or hop the meadows wild?


The far and withered blub flower

I planted when I was a child,

maybe today I saw it again

in the squirrel crossing the street

or maybe in that great tomato that was

my lunch, it returned

to now nourish my grown-up bones.


© by Allison Grayhurst


The River


The River



Toads and kestrels shape

the river’s being.

Being what? But song

and bird’s breath

and even lovers who need

her current, her living fury

that communes equally with the sun and moon.


Seedlings and butterflies,

the river engulfs all in her rushing blood.

Death reflects beautifully in her

foaming shine. And the devil’s rage

the salmon’s struggle, the child’s tossed-in penny

shapes her surly figure, is wine to her thirsty veins.


Branches and stones

vanish in her womb where never

the light has crept. Snails ride

her flesh to shore.


And though she is tired, she never rests,

desperate to embrace the sea, to ride

his undulating loins, and be bonded forever

to his salty grandeur.


© by Allison Grayhurst





Call it in,

into the palm,

into the spoon,

the upsidedown shell.

Hold its liquid grace

and walk slowly over hunchback hills,

tall weeds and cracked pavement.

Do not spill a drop.


Shield it from the sun

so it will not evaporate.

Shield it from the stars

so it does not recognize its kin

and claim its home back amongst them.

Shield it from the children

who naturally harness such vitality.

And also, from the animals,

they will gather it in their mouths

and feed it to their early-summer offspring,

knowing its worth.


Instead, call it in

because this small measure is only yours,

as long as you call it in and let all other things go,

go to serve your house and others.

As long as you know, possession here is paramount,

protection is integrity, is the way

to keep the sponge saturated, your jaw firm

in prayer.


Call it in,

into the brown jar on your sacred shelf,

anoint it secret, pay the wages

to ensure its safety. Sip from it,

sometimes a little, sometimes more than a little,

like rejoicing, like uncoiling, caught

pure, naked, in a space fully lit with

no off-switch or walls.



 © 2018 by Allison Grayhurst



Published in “Synchronized Chaos” September 2018



Published in “Chicago Record Magazine” August 2018


You can listen to the poem by clicking below:



Lighthouse gone under


Lighthouse gone under



At the end of a dream, after the burning down,

is a sorrow, there and fixed

like a blockage to ensure failure of the flow

like a broken pipe,

letting flood the lighthouse tower.


It will drown the lighthouse,

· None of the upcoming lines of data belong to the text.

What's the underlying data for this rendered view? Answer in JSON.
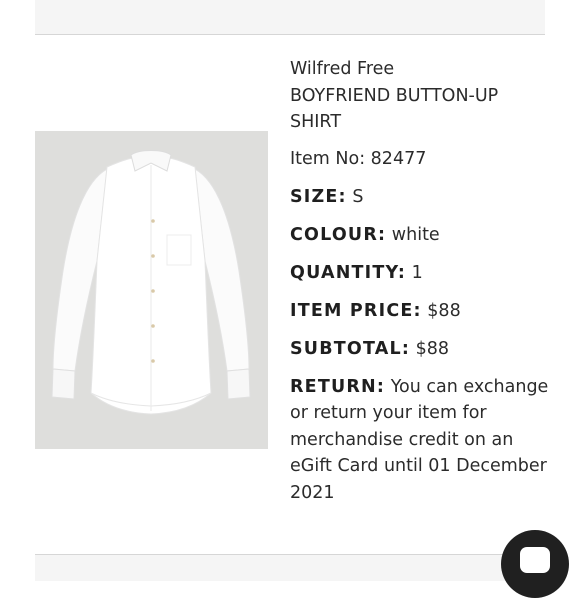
{
  "product": {
    "brand": "Wilfred Free",
    "name_line1": "BOYFRIEND BUTTON-UP",
    "name_line2": "SHIRT",
    "item_no_label": "Item No:",
    "item_no": "82477",
    "image_icon": "white-button-up-shirt"
  },
  "details": {
    "size_label": "SIZE:",
    "size": "S",
    "colour_label": "COLOUR:",
    "colour": "white",
    "quantity_label": "QUANTITY:",
    "quantity": "1",
    "item_price_label": "ITEM PRICE:",
    "item_price": "$88",
    "subtotal_label": "SUBTOTAL:",
    "subtotal": "$88",
    "return_label": "RETURN:",
    "return_text": "You can exchange or return your item for merchandise credit on an eGift Card until 01 December 2021"
  },
  "chat": {
    "icon": "chat-bubble-icon",
    "button_color": "#202020"
  }
}
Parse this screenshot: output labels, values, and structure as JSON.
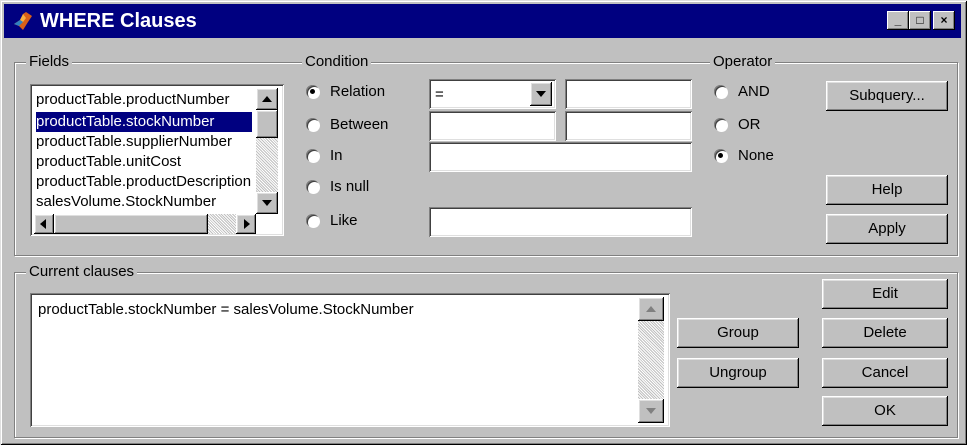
{
  "window": {
    "title": "WHERE Clauses"
  },
  "titlebar_buttons": {
    "minimize": "_",
    "maximize": "□",
    "close": "×"
  },
  "fields": {
    "label": "Fields",
    "items": [
      "productTable.productNumber",
      "productTable.stockNumber",
      "productTable.supplierNumber",
      "productTable.unitCost",
      "productTable.productDescription",
      "salesVolume.StockNumber"
    ],
    "selected_index": 1
  },
  "condition": {
    "label": "Condition",
    "options": [
      "Relation",
      "Between",
      "In",
      "Is null",
      "Like"
    ],
    "selected": "Relation",
    "relation_operator": "=",
    "relation_value": "",
    "between_low": "",
    "between_high": "",
    "in_value": "",
    "like_value": ""
  },
  "operator": {
    "label": "Operator",
    "options": [
      "AND",
      "OR",
      "None"
    ],
    "selected": "None"
  },
  "buttons": {
    "subquery": "Subquery...",
    "help": "Help",
    "apply": "Apply",
    "group": "Group",
    "ungroup": "Ungroup",
    "edit": "Edit",
    "delete": "Delete",
    "cancel": "Cancel",
    "ok": "OK"
  },
  "current_clauses": {
    "label": "Current clauses",
    "items": [
      "productTable.stockNumber = salesVolume.StockNumber"
    ]
  },
  "colors": {
    "titlebar": "#000080",
    "selection": "#000080",
    "face": "#c0c0c0"
  }
}
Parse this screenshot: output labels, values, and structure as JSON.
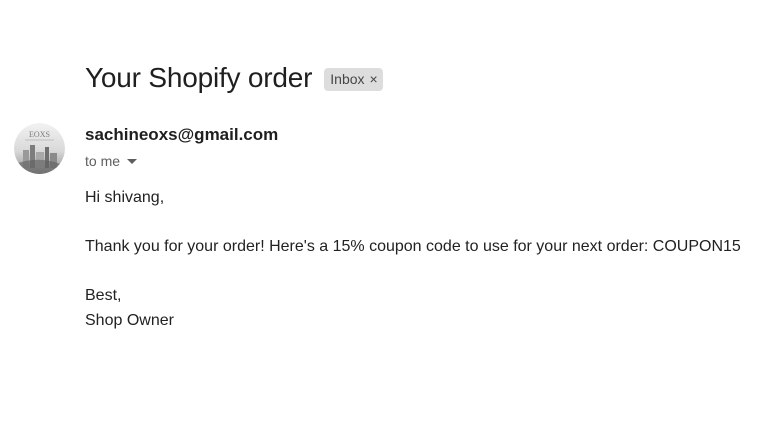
{
  "email": {
    "subject": "Your Shopify order",
    "label": {
      "text": "Inbox",
      "remove_glyph": "×"
    },
    "sender": {
      "email": "sachineoxs@gmail.com",
      "avatar_icon": "sender-avatar-eoxs-logo",
      "avatar_text": "EOXS"
    },
    "recipient_text": "to me",
    "body": {
      "greeting": "Hi shivang,",
      "message": "Thank you for your order! Here's a 15% coupon code to use for your next order: COUPON15",
      "signoff": "Best,",
      "signature": "Shop Owner"
    }
  }
}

even the tip and the ancient bricks below.

And in sinking and dispersing its form

under the water’s pressure it will make a coral bed

for otherwise homeless creatures.


It will make an underwater greenhouse, a place for

tiny beings to hide, find shelter and explore.

It will go on longer down there, below the surface,

go on past decades, generations and nuclear explosions.


It will not be recognised for the tower and steady guiding light

it once held, but it will morph into a thriving community.

Its concrete flesh will grow breathing skin –

slippery green living follicles. It will endure

the winters above and the blank-eyed predators

maneuvering through its make-shift corridors.


This sorrow will take and it will be final.

And then it will give,

infusing a richer purpose, nurturing beating life

into the landscape of its shattered,

now restructured, bones.



 © 2018 by Allison Grayhurst



First published in “The Dope Fiend Daily” September 2018


You can listen to the poem by clicking below:





Animal Culture (rules of commitment) – book release

Animal Culture (rules of commitment)

(2018, Edge Unlimited Publishing; ASIN: B07H1WRD5K; ISBN-13: 978-1719094962; ISBN-10: 1719094969)


Link to free download of book:

Book 29 – Animal Culture (rules of commitment) – The poetry of Allison Grayhurst



You can purchase the book in paperback or kindle: